**About this exercise:** Find every line in the records below that contains the word "JSON", and copy each such line.

**Records shown:**
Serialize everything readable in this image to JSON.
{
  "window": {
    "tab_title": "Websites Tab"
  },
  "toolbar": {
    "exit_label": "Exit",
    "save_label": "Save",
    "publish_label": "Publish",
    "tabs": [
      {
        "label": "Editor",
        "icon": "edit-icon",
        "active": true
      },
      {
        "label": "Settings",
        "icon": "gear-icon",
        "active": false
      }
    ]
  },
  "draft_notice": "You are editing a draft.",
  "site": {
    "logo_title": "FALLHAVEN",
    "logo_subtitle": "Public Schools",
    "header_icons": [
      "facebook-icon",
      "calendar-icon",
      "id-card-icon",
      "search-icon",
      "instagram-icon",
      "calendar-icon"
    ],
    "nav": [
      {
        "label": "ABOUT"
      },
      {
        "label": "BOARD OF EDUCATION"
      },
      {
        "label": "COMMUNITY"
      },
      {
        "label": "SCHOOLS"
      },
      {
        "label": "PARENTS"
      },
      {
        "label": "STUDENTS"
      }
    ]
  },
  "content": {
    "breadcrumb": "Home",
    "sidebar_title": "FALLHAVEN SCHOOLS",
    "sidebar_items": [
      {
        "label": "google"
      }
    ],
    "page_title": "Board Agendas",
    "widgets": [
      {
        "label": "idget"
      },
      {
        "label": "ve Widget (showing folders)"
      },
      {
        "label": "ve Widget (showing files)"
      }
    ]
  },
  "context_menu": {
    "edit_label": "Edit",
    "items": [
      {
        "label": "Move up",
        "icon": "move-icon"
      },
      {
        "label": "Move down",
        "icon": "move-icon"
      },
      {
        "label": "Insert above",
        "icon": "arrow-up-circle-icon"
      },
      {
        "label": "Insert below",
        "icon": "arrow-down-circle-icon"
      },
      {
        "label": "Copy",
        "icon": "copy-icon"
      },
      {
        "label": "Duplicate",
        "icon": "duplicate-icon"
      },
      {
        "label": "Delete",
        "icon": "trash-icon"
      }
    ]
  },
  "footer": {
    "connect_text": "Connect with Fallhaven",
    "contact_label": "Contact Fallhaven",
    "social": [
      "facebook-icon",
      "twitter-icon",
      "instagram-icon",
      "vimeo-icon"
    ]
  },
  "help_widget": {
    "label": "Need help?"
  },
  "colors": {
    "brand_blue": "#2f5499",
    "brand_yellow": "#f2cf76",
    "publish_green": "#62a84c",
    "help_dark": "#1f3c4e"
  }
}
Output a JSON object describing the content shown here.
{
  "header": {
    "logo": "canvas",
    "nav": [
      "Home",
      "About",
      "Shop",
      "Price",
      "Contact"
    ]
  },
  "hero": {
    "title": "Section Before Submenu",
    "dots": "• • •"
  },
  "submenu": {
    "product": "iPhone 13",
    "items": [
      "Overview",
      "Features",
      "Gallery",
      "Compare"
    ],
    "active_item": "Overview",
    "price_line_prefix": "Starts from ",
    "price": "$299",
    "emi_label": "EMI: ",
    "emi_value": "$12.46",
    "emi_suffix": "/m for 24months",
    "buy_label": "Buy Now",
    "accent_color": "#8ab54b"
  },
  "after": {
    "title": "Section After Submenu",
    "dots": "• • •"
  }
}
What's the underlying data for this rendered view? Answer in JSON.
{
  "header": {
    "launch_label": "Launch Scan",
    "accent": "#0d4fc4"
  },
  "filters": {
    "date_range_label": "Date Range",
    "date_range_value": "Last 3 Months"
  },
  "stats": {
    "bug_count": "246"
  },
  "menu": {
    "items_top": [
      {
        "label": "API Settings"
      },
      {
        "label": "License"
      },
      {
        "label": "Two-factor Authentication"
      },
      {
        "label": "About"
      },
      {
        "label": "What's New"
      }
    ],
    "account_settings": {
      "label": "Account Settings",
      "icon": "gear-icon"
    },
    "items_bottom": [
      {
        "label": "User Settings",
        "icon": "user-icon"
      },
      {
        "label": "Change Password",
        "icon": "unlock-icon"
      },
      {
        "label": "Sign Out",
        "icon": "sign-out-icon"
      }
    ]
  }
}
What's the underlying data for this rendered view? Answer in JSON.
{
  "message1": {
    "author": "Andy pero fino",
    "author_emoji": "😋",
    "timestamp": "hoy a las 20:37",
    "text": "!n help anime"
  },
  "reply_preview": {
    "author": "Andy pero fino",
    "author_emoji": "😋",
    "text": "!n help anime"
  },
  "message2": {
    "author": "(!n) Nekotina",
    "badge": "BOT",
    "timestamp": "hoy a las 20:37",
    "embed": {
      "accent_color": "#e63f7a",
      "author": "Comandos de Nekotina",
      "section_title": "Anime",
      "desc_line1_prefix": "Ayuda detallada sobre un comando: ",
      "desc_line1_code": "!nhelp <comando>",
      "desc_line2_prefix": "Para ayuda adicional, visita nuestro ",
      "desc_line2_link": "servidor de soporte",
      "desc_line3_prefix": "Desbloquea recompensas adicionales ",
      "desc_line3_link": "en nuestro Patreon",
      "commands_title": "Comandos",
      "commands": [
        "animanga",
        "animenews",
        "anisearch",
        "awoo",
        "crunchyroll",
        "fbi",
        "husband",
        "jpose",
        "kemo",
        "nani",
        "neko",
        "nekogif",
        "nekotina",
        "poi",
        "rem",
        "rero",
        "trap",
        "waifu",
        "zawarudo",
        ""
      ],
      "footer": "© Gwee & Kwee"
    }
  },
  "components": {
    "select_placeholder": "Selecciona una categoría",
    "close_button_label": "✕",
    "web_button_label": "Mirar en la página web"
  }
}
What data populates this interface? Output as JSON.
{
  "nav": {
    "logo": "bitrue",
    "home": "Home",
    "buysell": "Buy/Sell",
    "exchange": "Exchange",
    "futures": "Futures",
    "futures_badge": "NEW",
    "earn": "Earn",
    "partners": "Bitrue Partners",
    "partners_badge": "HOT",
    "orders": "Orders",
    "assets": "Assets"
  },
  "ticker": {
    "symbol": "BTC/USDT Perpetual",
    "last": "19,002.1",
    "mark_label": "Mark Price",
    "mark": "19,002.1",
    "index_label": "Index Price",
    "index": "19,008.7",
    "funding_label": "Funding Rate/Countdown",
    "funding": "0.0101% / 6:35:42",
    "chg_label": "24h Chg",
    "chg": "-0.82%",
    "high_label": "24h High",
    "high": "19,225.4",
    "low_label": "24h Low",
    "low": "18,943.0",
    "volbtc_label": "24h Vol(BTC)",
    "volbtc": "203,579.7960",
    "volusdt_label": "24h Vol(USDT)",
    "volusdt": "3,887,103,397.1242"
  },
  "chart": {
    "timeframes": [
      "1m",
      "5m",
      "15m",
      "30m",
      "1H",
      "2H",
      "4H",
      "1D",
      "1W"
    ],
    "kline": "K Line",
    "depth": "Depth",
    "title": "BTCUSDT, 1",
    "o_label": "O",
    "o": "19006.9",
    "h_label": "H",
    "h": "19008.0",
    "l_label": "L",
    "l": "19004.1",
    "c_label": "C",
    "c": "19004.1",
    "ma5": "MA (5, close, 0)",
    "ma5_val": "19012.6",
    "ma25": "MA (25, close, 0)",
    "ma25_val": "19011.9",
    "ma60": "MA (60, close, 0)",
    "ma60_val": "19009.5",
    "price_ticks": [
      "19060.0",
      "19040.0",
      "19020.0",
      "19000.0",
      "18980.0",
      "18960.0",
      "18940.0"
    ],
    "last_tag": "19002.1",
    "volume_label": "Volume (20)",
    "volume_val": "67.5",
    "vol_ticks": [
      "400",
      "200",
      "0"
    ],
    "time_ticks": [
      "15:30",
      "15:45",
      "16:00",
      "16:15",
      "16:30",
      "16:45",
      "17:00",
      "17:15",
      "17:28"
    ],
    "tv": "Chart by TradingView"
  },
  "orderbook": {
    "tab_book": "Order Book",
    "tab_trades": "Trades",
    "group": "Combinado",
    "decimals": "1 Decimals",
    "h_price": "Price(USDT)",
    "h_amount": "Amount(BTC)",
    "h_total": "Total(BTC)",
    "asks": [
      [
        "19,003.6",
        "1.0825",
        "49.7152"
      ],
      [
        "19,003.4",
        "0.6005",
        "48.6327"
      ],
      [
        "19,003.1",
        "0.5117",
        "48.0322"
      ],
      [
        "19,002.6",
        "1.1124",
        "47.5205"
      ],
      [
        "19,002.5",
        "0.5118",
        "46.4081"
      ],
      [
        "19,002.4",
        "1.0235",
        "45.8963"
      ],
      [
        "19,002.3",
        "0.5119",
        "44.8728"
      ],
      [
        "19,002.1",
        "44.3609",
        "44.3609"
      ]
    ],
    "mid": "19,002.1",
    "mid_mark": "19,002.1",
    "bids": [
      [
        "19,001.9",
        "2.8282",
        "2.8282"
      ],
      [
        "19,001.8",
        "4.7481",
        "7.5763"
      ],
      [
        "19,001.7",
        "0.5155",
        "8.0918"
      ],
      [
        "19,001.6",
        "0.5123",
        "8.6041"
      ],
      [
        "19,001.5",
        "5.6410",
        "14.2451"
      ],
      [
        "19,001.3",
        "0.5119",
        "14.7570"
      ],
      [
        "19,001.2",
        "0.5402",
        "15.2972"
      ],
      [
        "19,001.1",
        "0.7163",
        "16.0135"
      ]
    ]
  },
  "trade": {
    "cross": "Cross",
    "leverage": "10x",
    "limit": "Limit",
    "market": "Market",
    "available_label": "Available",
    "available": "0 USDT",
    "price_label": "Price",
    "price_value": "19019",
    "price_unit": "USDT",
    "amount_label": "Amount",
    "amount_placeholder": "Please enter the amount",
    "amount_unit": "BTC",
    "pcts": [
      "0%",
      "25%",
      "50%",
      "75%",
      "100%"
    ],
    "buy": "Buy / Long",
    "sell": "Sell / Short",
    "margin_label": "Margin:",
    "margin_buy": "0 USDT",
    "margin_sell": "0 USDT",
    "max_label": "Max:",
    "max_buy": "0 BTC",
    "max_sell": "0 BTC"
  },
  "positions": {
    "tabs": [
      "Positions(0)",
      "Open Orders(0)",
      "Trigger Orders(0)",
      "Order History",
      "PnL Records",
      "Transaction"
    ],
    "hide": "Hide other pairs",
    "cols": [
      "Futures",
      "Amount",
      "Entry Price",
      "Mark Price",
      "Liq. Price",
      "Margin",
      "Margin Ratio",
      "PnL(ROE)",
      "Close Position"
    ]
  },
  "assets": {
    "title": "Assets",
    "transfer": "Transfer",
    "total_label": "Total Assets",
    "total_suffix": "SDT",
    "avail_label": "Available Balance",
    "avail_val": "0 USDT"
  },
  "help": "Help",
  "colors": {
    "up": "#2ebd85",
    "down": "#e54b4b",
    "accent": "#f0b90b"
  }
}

**Exercise result:**
Serialize everything readable in this image to JSON.
Output a JSON object describing the content shown here.
What's the underlying data for this rendered view? Answer in JSON.
What's the underlying data for this rendered view? Answer in JSON.
What data populates this interface? Output as JSON.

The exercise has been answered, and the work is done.